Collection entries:
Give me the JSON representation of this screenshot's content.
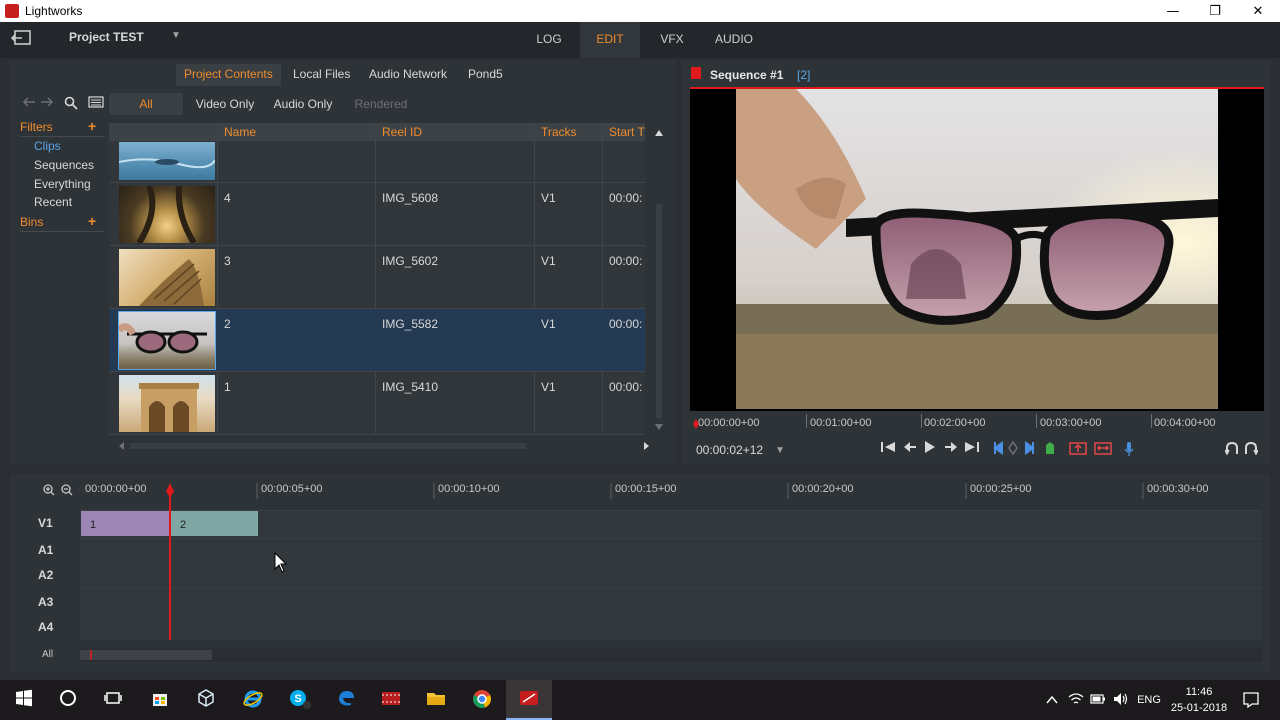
{
  "window": {
    "title": "Lightworks",
    "min": "—",
    "max": "❐",
    "close": "✕"
  },
  "project": {
    "name": "Project TEST",
    "dropdown": "▼"
  },
  "modes": [
    {
      "label": "LOG"
    },
    {
      "label": "EDIT"
    },
    {
      "label": "VFX"
    },
    {
      "label": "AUDIO"
    }
  ],
  "source_tabs": [
    {
      "label": "Project Contents"
    },
    {
      "label": "Local Files"
    },
    {
      "label": "Audio Network"
    },
    {
      "label": "Pond5"
    }
  ],
  "filter_tabs": [
    {
      "label": "All"
    },
    {
      "label": "Video Only"
    },
    {
      "label": "Audio Only"
    },
    {
      "label": "Rendered"
    }
  ],
  "sidebar": {
    "filters": "Filters",
    "bins": "Bins",
    "plus": "+",
    "items": [
      {
        "label": "Clips"
      },
      {
        "label": "Sequences"
      },
      {
        "label": "Everything"
      },
      {
        "label": "Recent"
      }
    ]
  },
  "grid": {
    "headers": {
      "name": "Name",
      "reel": "Reel ID",
      "tracks": "Tracks",
      "start": "Start T"
    },
    "rows": [
      {
        "name": "4",
        "reel": "IMG_5608",
        "tracks": "V1",
        "start": "00:00:"
      },
      {
        "name": "3",
        "reel": "IMG_5602",
        "tracks": "V1",
        "start": "00:00:"
      },
      {
        "name": "2",
        "reel": "IMG_5582",
        "tracks": "V1",
        "start": "00:00:"
      },
      {
        "name": "1",
        "reel": "IMG_5410",
        "tracks": "V1",
        "start": "00:00:"
      }
    ]
  },
  "viewer": {
    "title": "Sequence #1",
    "count": "[2]",
    "ruler": [
      "00:00:00+00",
      "00:01:00+00",
      "00:02:00+00",
      "00:03:00+00",
      "00:04:00+00"
    ],
    "timecode": "00:00:02+12",
    "timecode_dd": "▼"
  },
  "timeline": {
    "ruler": [
      "00:00:00+00",
      "00:00:05+00",
      "00:00:10+00",
      "00:00:15+00",
      "00:00:20+00",
      "00:00:25+00",
      "00:00:30+00"
    ],
    "tracks": [
      "V1",
      "A1",
      "A2",
      "A3",
      "A4"
    ],
    "clips": [
      {
        "label": "1",
        "color": "#9c86b4"
      },
      {
        "label": "2",
        "color": "#7fa7a4"
      }
    ],
    "all_label": "All"
  },
  "tray": {
    "lang": "ENG",
    "time": "11:46",
    "date": "25-01-2018"
  },
  "colors": {
    "accent": "#f08c2c",
    "selection": "#5aa6e8",
    "record": "#e01a1a"
  }
}
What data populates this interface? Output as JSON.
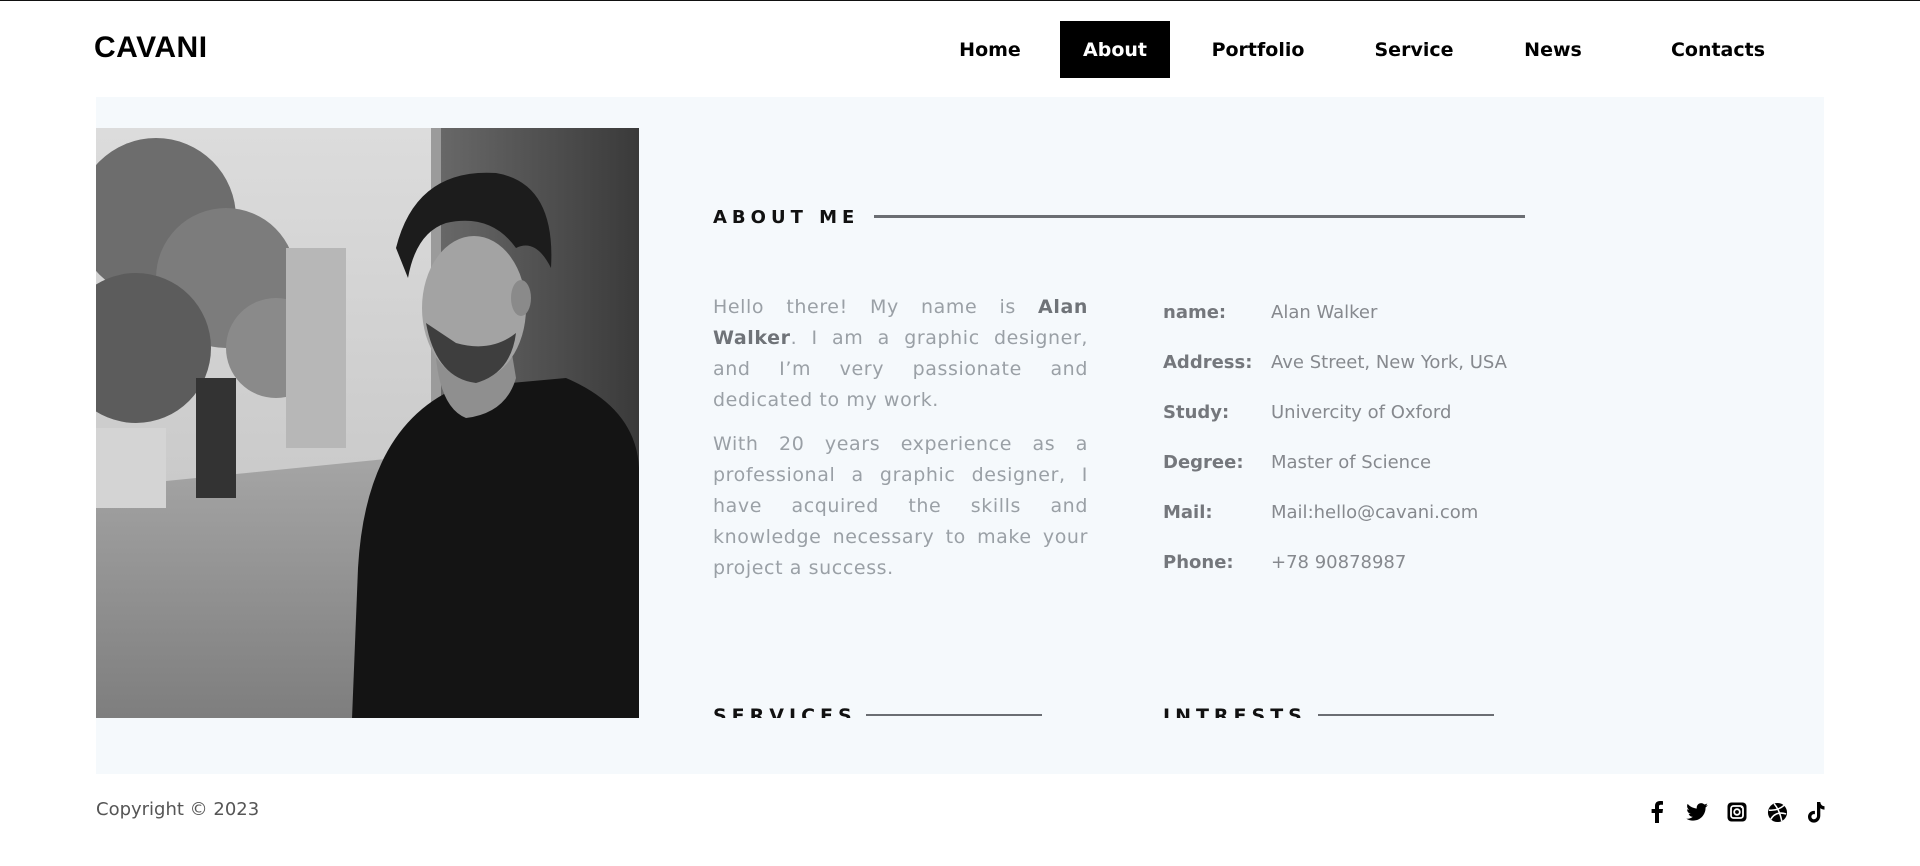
{
  "header": {
    "logo": "CAVANI",
    "nav": [
      {
        "label": "Home",
        "active": false
      },
      {
        "label": "About",
        "active": true
      },
      {
        "label": "Portfolio",
        "active": false
      },
      {
        "label": "Service",
        "active": false
      },
      {
        "label": "News",
        "active": false
      },
      {
        "label": "Contacts",
        "active": false
      }
    ]
  },
  "about": {
    "title": "ABOUT ME",
    "intro_pre": "Hello there! My name is ",
    "intro_name": "Alan Walker",
    "intro_post": ". I am a graphic designer, and I’m very passionate and dedicated to my work.",
    "paragraph2": "With 20 years experience as a professional a graphic designer, I have acquired the skills and knowledge necessary to make your project a success.",
    "info": [
      {
        "key": "name:",
        "value": "Alan Walker"
      },
      {
        "key": "Address:",
        "value": "Ave Street, New York, USA"
      },
      {
        "key": "Study:",
        "value": "Univercity of Oxford"
      },
      {
        "key": "Degree:",
        "value": "Master of Science"
      },
      {
        "key": "Mail:",
        "value": "Mail:hello@cavani.com"
      },
      {
        "key": "Phone:",
        "value": "+78 90878987"
      }
    ]
  },
  "services": {
    "title": "SERVICES"
  },
  "interests": {
    "title": "INTRESTS"
  },
  "footer": {
    "copyright": "Copyright © 2023",
    "socials": [
      "facebook-icon",
      "twitter-icon",
      "instagram-icon",
      "dribbble-icon",
      "tiktok-icon"
    ]
  },
  "colors": {
    "panel_bg": "#f5f9fc",
    "accent": "#000000",
    "muted_text": "#9aa0a6"
  }
}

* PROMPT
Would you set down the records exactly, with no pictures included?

* EXERCISE OUTPUT
Give me the JSON representation of this screenshot's content.
{
  "window": {
    "title": "Lightworks",
    "min": "—",
    "max": "❐",
    "close": "✕"
  },
  "project": {
    "name": "Project TEST",
    "dropdown": "▼"
  },
  "modes": [
    {
      "label": "LOG"
    },
    {
      "label": "EDIT"
    },
    {
      "label": "VFX"
    },
    {
      "label": "AUDIO"
    }
  ],
  "source_tabs": [
    {
      "label": "Project Contents"
    },
    {
      "label": "Local Files"
    },
    {
      "label": "Audio Network"
    },
    {
      "label": "Pond5"
    }
  ],
  "filter_tabs": [
    {
      "label": "All"
    },
    {
      "label": "Video Only"
    },
    {
      "label": "Audio Only"
    },
    {
      "label": "Rendered"
    }
  ],
  "sidebar": {
    "filters": "Filters",
    "bins": "Bins",
    "plus": "+",
    "items": [
      {
        "label": "Clips"
      },
      {
        "label": "Sequences"
      },
      {
        "label": "Everything"
      },
      {
        "label": "Recent"
      }
    ]
  },
  "grid": {
    "headers": {
      "name": "Name",
      "reel": "Reel ID",
      "tracks": "Tracks",
      "start": "Start T"
    },
    "rows": [
      {
        "name": "4",
        "reel": "IMG_5608",
        "tracks": "V1",
        "start": "00:00:"
      },
      {
        "name": "3",
        "reel": "IMG_5602",
        "tracks": "V1",
        "start": "00:00:"
      },
      {
        "name": "2",
        "reel": "IMG_5582",
        "tracks": "V1",
        "start": "00:00:"
      },
      {
        "name": "1",
        "reel": "IMG_5410",
        "tracks": "V1",
        "start": "00:00:"
      }
    ]
  },
  "viewer": {
    "title": "Sequence #1",
    "count": "[2]",
    "ruler": [
      "00:00:00+00",
      "00:01:00+00",
      "00:02:00+00",
      "00:03:00+00",
      "00:04:00+00"
    ],
    "timecode": "00:00:02+12",
    "timecode_dd": "▼"
  },
  "timeline": {
    "ruler": [
      "00:00:00+00",
      "00:00:05+00",
      "00:00:10+00",
      "00:00:15+00",
      "00:00:20+00",
      "00:00:25+00",
      "00:00:30+00"
    ],
    "tracks": [
      "V1",
      "A1",
      "A2",
      "A3",
      "A4"
    ],
    "clips": [
      {
        "label": "1",
        "color": "#9c86b4"
      },
      {
        "label": "2",
        "color": "#7fa7a4"
      }
    ],
    "all_label": "All"
  },
  "tray": {
    "lang": "ENG",
    "time": "11:46",
    "date": "25-01-2018"
  },
  "colors": {
    "accent": "#f08c2c",
    "selection": "#5aa6e8",
    "record": "#e01a1a"
  }
}
What data populates this interface? Output as JSON.
{
  "header": {
    "logo": "CAVANI",
    "nav": [
      {
        "label": "Home",
        "active": false
      },
      {
        "label": "About",
        "active": true
      },
      {
        "label": "Portfolio",
        "active": false
      },
      {
        "label": "Service",
        "active": false
      },
      {
        "label": "News",
        "active": false
      },
      {
        "label": "Contacts",
        "active": false
      }
    ]
  },
  "about": {
    "title": "ABOUT ME",
    "intro_pre": "Hello there! My name is ",
    "intro_name": "Alan Walker",
    "intro_post": ". I am a graphic designer, and I’m very passionate and dedicated to my work.",
    "paragraph2": "With 20 years experience as a professional a graphic designer, I have acquired the skills and knowledge necessary to make your project a success.",
    "info": [
      {
        "key": "name:",
        "value": "Alan Walker"
      },
      {
        "key": "Address:",
        "value": "Ave Street, New York, USA"
      },
      {
        "key": "Study:",
        "value": "Univercity of Oxford"
      },
      {
        "key": "Degree:",
        "value": "Master of Science"
      },
      {
        "key": "Mail:",
        "value": "Mail:hello@cavani.com"
      },
      {
        "key": "Phone:",
        "value": "+78 90878987"
      }
    ]
  },
  "services": {
    "title": "SERVICES"
  },
  "interests": {
    "title": "INTRESTS"
  },
  "footer": {
    "copyright": "Copyright © 2023",
    "socials": [
      "facebook-icon",
      "twitter-icon",
      "instagram-icon",
      "dribbble-icon",
      "tiktok-icon"
    ]
  },
  "colors": {
    "panel_bg": "#f5f9fc",
    "accent": "#000000",
    "muted_text": "#9aa0a6"
  }
}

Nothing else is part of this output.